And as Paula said, this is based on very clear-cut findings by a panel of state judges. This isn't just sort of other lawyers or people who maybe arguably are partisan. This is a group of judges who found that he made demonstrably false statements meant to prop up the big lie of election fraud in order to promote Donald Trump's interest and endangering the public.

BOLDUAN: How unusual is this?

HONIG: Very unusual. I mean, I don't personally know anybody who has ever been suspended from practice like this in New York. It certainly happens, but it's very, very rare.

Lawyers, look, the fact is, can get away with quite a bit. I mean, you're a lawyer, your job is to zealously represent your client. A lot of times, your client maybe has done wrong. But what you cannot do as a lawyer is just lie. You cannot make demonstrably false, as the court said, and dangerous statements, particularly if those statements could endanger the public interest, as this court found Rudy Giuliani did.

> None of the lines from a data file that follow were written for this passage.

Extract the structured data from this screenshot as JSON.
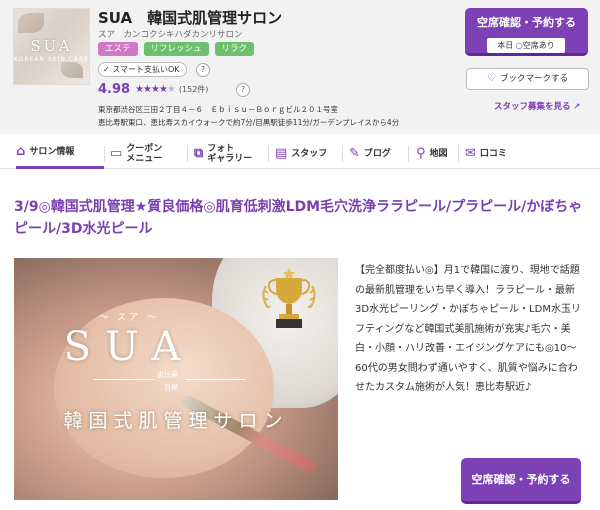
{
  "salon": {
    "name": "SUA　韓国式肌管理サロン",
    "kana": "スア　カンコクシキハダカンリサロン",
    "logo_text": "SUA",
    "logo_sub": "KOREAN SKIN CARE",
    "tags": [
      "エステ",
      "リフレッシュ",
      "リラク"
    ],
    "smart_pay": "スマート支払いOK",
    "rating": "4.98",
    "stars": "★★★★",
    "half_star": "★",
    "review_count": "(152件)",
    "address": "東京都渋谷区三田２丁目４－６　Ｅｂｉｓｕ－Ｂｏｒｇビル２０１号室",
    "access": "恵比寿駅東口、恵比寿スカイウォークで約7分/目黒駅徒歩11分/ガーデンプレイスから4分"
  },
  "actions": {
    "reserve_label": "空席確認・予約する",
    "availability": "本日",
    "availability_mark": "○",
    "availability_status": "空席あり",
    "bookmark_label": "ブックマークする",
    "staff_recruit": "スタッフ募集を見る",
    "help_mark": "?"
  },
  "nav": {
    "tabs": [
      {
        "label": "サロン情報",
        "icon": "house-icon"
      },
      {
        "label_top": "クーポン",
        "label_bottom": "メニュー",
        "icon": "ticket-icon"
      },
      {
        "label_top": "フォト",
        "label_bottom": "ギャラリー",
        "icon": "photo-icon"
      },
      {
        "label": "スタッフ",
        "icon": "staff-card-icon"
      },
      {
        "label": "ブログ",
        "icon": "pencil-icon"
      },
      {
        "label": "地図",
        "icon": "map-pin-icon"
      },
      {
        "label": "口コミ",
        "icon": "speech-bubble-icon"
      }
    ]
  },
  "main": {
    "headline": "3/9◎韓国式肌管理★質良価格◎肌育低刺激LDM毛穴洗浄ララピール/プラピール/かぼちゃピール/3D水光ピール",
    "photo": {
      "kana": "～ スア ～",
      "brand": "SUA",
      "loc1": "恵比寿",
      "loc2": "目黒",
      "catch": "韓国式肌管理サロン"
    },
    "description": "【完全都度払い◎】月1で韓国に渡り、現地で話題の最新肌管理をいち早く導入！ララピール・最新3D水光ピーリング・かぼちゃピール・LDM水玉リフティングなど韓国式美肌施術が充実♪毛穴・美白・小顔・ハリ改善・エイジングケアにも◎10～60代の男女問わず通いやすく、肌質や悩みに合わせたカスタム施術が人気！恵比寿駅近♪",
    "reserve_label": "空席確認・予約する"
  },
  "colors": {
    "accent": "#7b41b5",
    "tag_pink": "#d178c4",
    "tag_green": "#6fc06c"
  }
}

So, this does not happen every day by any stretch. This is a very rare thing and a very extreme thing for the court to do.

BOLDUAN: Look, and, Elie, Rudy Giuliani is under criminal investigation, but this isn't really related to that. This is about Giuliani pushing President Trump's big lie.

HONIG: Yes, this is completely separate. This is one of many problems Rudy Giuliani has right now. He's now been suspended from practicing law in the state of New York. He also separately is under criminal investigation by that same federal prosecutor's office that he used to lead, that I mentioned before, the Southern District of New York, relating to his work on behalf, potentially, of Ukraine, relating to that scandal.

So, Giuliani has got all sorts of problems. This is another one to add to the list.

BOLDUAN: Can he appeal to get his license back?

HONIG: So this is a temporary suspension of Rudy Giuliani. And the order says if Rudy Giuliani wants to essentially appeal this, wants to have a full-out hearing, he has the right to request that. So, we'll see if he requests that or not. I mean, that hearing could get really ugly for him. So he'll have to make the decision, do I just accept this sort of temporary suspension and let it remain in place or do I fight it? But then he'll have a whole hearing. I'm not so sure he wants to go down that path given the rulings that we've already seen.

BOLDUAN: Look, want to venture to guess how Rudy Giuliani is going to respond to all of this?

HONIG: On the one hand, Rudy Giuliani is a fighter and always likes to fight back. On the other hand, maybe he's smart enough to realize that he's going to be picking a losing fight here.

BOLDUAN: Maybe he has bigger problems right now that he could be looking at.

Elie, thank you very much. I really appreciate it. Thank you so much for that.

HONIG: Thanks, Kate.

BOLDUAN: So we are going to continue following the breaking news out of South Florida.


Our coverage of this just tragic building collapse continues. 50 people that are still reported as unaccounted for, one person reported dead, two people were pulled out of the rubble, and they're up against not only the clock, a race against time. They are also facing really bad weather, which is hampering efforts of the search and rescue crews. But we are live on the scene. We will head back there with the latest after a quick break.